"Hey" the actor said looking at me, "she blocked my offer, she's suppose to say 'yes and'"!
The scene stopped and we talked about the Improv concept of 'yes and'.
What does YES AND mean?
Yes and is a short phrase that refers to a principle concept of improvisation: accepting ideas and building on them. If we hold on to the phrase "yes and" rather than the concept we can lose sight of the goal in favor of enforcing a 'rule'. Good art doesn't get created using rules.
Yes and is not a rule...it's a concept. The Yes And concept directs performers to see what's there (in the story) and develop it (as opposed to introducing new elements that are not related to the what's already there). What's there is called an 'offer'. An offer is anything an actor does or says on the stage. It can be as simple as an actor standing on stage looking at her watch or as specific as an actor saying, "Mrs. Martin it's time for your driving test, just step into the car and we'll get started."
The challenges comes when we expect other actors to accept the offers that we introduce. This leads to too many offers ('offer soup') and a struggle to get 'your offer' accepted. It's tempting to just throw ideas out there and blame the other person for not accepting YOUR offer and developing it.
The challenge for the improv actor is to be present on stage and see (and develop) what's there before introducing new ideas.
The first one to make an offer wins! [not]
When actors first learn the 'yes and' concept they feel a great power, 'everyone has to agree with what I say'. This can lead to a competition to be the actor who makes the first offer and/or arguments after the show as to whose offer was better.
The Yes and concept can be used for those who are competitive or who want to maintain control. This can look like a 'rush' to be the one to defines the situation. Males in particular can be competitive and can enjoy the struggle for control. This is always at the expense of the scene integrity. The audience watches the struggle for control not the story of the scene.
How to use Yes and
When an actor does not 'yes and' Resist the temptation to point to someone else and accuse them of NOT following the rule of yes and. Accusing someone else can bring about a defensive response and that does not build a better bond for performance.
It's better to ask yourself why you are so insistent that they are in the wrong. Were you trying to control the scene? Was your idea better? It's not a competition...it's a challenge to see if you can build a scene together....not have one idea prevail over another.

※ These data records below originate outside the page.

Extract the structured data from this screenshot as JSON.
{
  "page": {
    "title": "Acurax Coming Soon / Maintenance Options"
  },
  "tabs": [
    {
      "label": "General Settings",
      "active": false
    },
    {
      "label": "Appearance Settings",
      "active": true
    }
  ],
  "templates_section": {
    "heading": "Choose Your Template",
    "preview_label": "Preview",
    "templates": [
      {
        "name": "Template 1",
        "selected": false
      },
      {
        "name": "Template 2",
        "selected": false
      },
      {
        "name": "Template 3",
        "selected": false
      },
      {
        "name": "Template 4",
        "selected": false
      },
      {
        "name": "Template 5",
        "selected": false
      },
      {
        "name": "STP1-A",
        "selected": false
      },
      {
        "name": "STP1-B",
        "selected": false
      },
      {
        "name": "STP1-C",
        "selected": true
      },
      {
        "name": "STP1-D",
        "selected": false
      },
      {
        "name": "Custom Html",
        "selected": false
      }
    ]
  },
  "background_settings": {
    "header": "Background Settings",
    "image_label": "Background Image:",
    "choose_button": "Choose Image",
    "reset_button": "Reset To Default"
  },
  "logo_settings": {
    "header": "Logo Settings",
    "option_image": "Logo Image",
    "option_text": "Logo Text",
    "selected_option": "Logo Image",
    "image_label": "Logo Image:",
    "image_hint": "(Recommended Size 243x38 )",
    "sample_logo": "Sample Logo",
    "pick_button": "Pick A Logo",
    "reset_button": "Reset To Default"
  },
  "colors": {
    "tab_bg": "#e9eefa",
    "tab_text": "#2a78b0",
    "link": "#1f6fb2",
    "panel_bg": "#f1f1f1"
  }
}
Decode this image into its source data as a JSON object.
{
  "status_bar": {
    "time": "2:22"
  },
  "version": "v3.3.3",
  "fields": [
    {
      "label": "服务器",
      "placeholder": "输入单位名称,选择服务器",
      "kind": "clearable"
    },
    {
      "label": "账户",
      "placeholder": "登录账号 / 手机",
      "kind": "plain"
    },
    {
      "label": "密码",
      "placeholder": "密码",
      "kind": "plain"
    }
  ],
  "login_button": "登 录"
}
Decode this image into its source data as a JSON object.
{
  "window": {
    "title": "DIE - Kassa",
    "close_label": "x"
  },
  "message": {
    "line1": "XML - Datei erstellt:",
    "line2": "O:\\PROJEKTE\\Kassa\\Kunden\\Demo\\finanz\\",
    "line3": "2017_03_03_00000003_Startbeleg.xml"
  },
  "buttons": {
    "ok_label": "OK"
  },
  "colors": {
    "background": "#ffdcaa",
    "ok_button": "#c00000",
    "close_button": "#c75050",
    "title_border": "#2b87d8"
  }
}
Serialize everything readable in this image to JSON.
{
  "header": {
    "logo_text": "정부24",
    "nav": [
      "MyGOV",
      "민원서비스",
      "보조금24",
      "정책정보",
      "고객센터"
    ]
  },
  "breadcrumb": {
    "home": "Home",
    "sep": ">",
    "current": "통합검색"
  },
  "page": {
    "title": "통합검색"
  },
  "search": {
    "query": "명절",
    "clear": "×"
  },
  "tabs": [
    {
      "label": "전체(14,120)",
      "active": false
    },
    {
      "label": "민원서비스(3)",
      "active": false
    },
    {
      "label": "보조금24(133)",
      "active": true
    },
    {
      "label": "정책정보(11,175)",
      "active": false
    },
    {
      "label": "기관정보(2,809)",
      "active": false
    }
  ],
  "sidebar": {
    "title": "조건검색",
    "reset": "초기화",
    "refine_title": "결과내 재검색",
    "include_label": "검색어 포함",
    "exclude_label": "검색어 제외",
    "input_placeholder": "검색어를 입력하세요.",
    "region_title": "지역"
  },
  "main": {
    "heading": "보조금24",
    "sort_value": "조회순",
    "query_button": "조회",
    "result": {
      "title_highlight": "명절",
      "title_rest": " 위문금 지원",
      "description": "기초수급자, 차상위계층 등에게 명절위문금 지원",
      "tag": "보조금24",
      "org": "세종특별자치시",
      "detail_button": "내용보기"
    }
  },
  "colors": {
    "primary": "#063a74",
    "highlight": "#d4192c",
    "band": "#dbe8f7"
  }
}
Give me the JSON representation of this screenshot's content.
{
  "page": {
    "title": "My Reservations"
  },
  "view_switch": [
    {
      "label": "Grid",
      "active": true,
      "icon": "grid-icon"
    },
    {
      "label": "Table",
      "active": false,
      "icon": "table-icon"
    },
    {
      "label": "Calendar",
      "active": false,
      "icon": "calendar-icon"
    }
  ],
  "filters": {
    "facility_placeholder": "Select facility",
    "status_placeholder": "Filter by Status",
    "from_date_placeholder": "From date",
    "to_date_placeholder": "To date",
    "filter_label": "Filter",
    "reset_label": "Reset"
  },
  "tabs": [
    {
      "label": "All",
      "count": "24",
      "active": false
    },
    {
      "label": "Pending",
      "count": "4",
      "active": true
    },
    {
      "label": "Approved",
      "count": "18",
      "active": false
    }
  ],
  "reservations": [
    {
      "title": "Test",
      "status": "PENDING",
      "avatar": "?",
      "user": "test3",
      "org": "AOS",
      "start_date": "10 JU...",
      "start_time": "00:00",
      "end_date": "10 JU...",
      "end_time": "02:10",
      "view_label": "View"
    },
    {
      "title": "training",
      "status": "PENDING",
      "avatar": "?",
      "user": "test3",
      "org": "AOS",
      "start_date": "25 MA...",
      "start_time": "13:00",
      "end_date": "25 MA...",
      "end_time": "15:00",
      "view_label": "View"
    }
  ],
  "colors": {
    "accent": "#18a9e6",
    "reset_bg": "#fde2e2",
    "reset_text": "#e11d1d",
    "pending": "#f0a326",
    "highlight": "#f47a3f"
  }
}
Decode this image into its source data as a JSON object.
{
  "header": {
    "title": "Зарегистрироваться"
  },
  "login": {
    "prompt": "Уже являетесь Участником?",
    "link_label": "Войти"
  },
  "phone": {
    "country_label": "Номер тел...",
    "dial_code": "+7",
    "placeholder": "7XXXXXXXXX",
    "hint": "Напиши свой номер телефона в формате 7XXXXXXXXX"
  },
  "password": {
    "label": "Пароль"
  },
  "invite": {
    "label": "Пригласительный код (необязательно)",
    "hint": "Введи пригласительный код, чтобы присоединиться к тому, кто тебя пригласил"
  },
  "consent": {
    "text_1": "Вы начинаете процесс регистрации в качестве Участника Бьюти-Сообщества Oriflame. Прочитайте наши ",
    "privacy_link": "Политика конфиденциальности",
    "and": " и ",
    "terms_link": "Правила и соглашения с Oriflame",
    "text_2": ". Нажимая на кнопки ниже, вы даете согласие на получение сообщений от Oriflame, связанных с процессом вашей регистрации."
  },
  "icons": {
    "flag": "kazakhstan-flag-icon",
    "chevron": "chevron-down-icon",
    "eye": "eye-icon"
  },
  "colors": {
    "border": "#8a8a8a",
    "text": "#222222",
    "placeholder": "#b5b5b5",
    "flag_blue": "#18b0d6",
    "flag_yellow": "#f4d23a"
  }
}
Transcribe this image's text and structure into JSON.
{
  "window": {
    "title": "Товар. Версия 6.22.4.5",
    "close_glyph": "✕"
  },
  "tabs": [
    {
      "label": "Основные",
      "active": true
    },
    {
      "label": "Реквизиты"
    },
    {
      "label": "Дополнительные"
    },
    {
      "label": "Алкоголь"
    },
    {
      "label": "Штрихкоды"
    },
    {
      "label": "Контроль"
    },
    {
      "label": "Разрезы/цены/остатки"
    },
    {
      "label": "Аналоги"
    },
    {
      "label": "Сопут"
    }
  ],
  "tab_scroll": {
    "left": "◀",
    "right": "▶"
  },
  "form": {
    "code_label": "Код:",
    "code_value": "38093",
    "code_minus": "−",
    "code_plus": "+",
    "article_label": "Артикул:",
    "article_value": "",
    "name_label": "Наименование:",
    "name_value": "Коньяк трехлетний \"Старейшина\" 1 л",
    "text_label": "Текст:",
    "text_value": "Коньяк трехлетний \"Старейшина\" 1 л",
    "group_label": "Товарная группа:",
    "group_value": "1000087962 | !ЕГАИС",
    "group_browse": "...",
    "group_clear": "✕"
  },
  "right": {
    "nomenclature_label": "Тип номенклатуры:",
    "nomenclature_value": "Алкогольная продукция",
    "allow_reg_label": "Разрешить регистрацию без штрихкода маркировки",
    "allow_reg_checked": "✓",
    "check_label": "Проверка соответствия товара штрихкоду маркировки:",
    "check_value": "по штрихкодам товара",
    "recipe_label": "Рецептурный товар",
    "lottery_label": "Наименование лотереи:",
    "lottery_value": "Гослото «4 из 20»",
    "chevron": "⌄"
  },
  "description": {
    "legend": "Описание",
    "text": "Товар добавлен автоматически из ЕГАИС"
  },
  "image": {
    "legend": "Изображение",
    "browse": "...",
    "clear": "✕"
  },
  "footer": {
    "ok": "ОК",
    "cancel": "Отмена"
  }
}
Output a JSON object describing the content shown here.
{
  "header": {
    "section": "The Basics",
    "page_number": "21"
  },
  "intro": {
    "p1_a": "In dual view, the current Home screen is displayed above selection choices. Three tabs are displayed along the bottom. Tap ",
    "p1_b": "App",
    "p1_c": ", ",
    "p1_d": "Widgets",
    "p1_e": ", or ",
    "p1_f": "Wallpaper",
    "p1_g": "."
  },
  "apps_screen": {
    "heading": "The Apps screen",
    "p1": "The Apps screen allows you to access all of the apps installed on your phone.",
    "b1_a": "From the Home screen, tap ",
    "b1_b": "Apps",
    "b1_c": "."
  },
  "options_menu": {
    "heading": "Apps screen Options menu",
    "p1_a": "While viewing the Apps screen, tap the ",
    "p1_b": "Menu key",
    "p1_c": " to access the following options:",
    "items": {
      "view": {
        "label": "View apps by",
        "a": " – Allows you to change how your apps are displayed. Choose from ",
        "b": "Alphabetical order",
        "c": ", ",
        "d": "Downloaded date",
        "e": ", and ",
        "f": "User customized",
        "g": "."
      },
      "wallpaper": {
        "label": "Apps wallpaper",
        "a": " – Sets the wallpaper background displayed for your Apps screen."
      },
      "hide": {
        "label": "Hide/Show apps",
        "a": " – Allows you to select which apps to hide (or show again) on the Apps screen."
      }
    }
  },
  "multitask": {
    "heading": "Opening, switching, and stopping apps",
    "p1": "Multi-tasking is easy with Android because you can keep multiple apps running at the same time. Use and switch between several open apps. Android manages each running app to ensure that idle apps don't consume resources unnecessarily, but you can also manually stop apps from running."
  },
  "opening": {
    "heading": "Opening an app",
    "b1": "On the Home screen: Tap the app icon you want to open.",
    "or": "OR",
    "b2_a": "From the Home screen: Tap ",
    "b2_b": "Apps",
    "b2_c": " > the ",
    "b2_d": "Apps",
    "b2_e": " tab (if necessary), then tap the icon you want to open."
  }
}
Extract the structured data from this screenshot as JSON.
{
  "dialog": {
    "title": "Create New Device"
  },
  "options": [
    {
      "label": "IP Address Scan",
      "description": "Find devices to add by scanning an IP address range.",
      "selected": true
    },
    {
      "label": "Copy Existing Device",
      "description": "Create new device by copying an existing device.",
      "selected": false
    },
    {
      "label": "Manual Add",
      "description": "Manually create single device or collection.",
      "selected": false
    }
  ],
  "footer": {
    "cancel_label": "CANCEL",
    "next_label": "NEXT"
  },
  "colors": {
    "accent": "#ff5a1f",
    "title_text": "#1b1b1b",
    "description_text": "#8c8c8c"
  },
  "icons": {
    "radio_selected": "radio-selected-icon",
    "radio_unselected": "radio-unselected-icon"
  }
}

Yes and is a wonderful sign post that points the direction to magical moments on stage. Remember that it's not about being right and it's about building something together. To do that everyone has to be moving in the same direction.